Work request: All of the data below should be output exactly as given.

╔══

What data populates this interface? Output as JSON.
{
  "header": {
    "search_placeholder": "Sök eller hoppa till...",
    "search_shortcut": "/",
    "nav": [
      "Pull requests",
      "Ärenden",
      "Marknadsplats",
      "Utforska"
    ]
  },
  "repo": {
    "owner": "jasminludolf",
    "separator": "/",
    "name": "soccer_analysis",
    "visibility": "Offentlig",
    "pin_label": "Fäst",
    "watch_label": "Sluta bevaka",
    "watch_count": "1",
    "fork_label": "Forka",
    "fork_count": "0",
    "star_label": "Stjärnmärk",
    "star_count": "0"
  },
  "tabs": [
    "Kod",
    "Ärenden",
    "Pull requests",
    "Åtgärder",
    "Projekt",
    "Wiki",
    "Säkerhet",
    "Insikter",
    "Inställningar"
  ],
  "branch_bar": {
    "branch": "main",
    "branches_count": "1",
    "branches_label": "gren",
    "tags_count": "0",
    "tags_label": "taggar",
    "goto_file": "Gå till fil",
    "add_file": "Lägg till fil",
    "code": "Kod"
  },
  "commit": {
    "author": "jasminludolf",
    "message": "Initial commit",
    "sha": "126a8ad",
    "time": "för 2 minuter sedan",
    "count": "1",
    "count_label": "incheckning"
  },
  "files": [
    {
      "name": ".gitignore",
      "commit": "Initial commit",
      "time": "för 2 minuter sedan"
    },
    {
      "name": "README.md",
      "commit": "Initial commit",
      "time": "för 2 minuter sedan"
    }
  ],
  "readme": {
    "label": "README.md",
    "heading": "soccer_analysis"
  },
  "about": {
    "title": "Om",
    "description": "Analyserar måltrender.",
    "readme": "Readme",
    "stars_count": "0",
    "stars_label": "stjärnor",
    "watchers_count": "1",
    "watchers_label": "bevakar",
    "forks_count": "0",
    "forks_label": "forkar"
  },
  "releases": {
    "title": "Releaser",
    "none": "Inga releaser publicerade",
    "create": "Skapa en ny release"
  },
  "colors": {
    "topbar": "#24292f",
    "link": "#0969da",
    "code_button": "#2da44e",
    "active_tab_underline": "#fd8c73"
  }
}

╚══

Answer area:
What data populates this interface? Output as JSON.
{
  "header": {
    "search_placeholder": "Sök eller hoppa till...",
    "search_shortcut": "/",
    "nav": [
      "Pull requests",
      "Ärenden",
      "Marknadsplats",
      "Utforska"
    ]
  },
  "repo": {
    "owner": "jasminludolf",
    "separator": "/",
    "name": "soccer_analysis",
    "visibility": "Offentlig",
    "pin_label": "Fäst",
    "watch_label": "Sluta bevaka",
    "watch_count": "1",
    "fork_label": "Forka",
    "fork_count": "0",
    "star_label": "Stjärnmärk",
    "star_count": "0"
  },
  "tabs": [
    "Kod",
    "Ärenden",
    "Pull requests",
    "Åtgärder",
    "Projekt",
    "Wiki",
    "Säkerhet",
    "Insikter",
    "Inställningar"
  ],
  "branch_bar": {
    "branch": "main",
    "branches_count": "1",
    "branches_label": "gren",
    "tags_count": "0",
    "tags_label": "taggar",
    "goto_file": "Gå till fil",
    "add_file": "Lägg till fil",
    "code": "Kod"
  },
  "commit": {
    "author": "jasminludolf",
    "message": "Initial commit",
    "sha": "126a8ad",
    "time": "för 2 minuter sedan",
    "count": "1",
    "count_label": "incheckning"
  },
  "files": [
    {
      "name": ".gitignore",
      "commit": "Initial commit",
      "time": "för 2 minuter sedan"
    },
    {
      "name": "README.md",
      "commit": "Initial commit",
      "time": "för 2 minuter sedan"
    }
  ],
  "readme": {
    "label": "README.md",
    "heading": "soccer_analysis"
  },
  "about": {
    "title": "Om",
    "description": "Analyserar måltrender.",
    "readme": "Readme",
    "stars_count": "0",
    "stars_label": "stjärnor",
    "watchers_count": "1",
    "watchers_label": "bevakar",
    "forks_count": "0",
    "forks_label": "forkar"
  },
  "releases": {
    "title": "Releaser",
    "none": "Inga releaser publicerade",
    "create": "Skapa en ny release"
  },
  "colors": {
    "topbar": "#24292f",
    "link": "#0969da",
    "code_button": "#2da44e",
    "active_tab_underline": "#fd8c73"
  }
}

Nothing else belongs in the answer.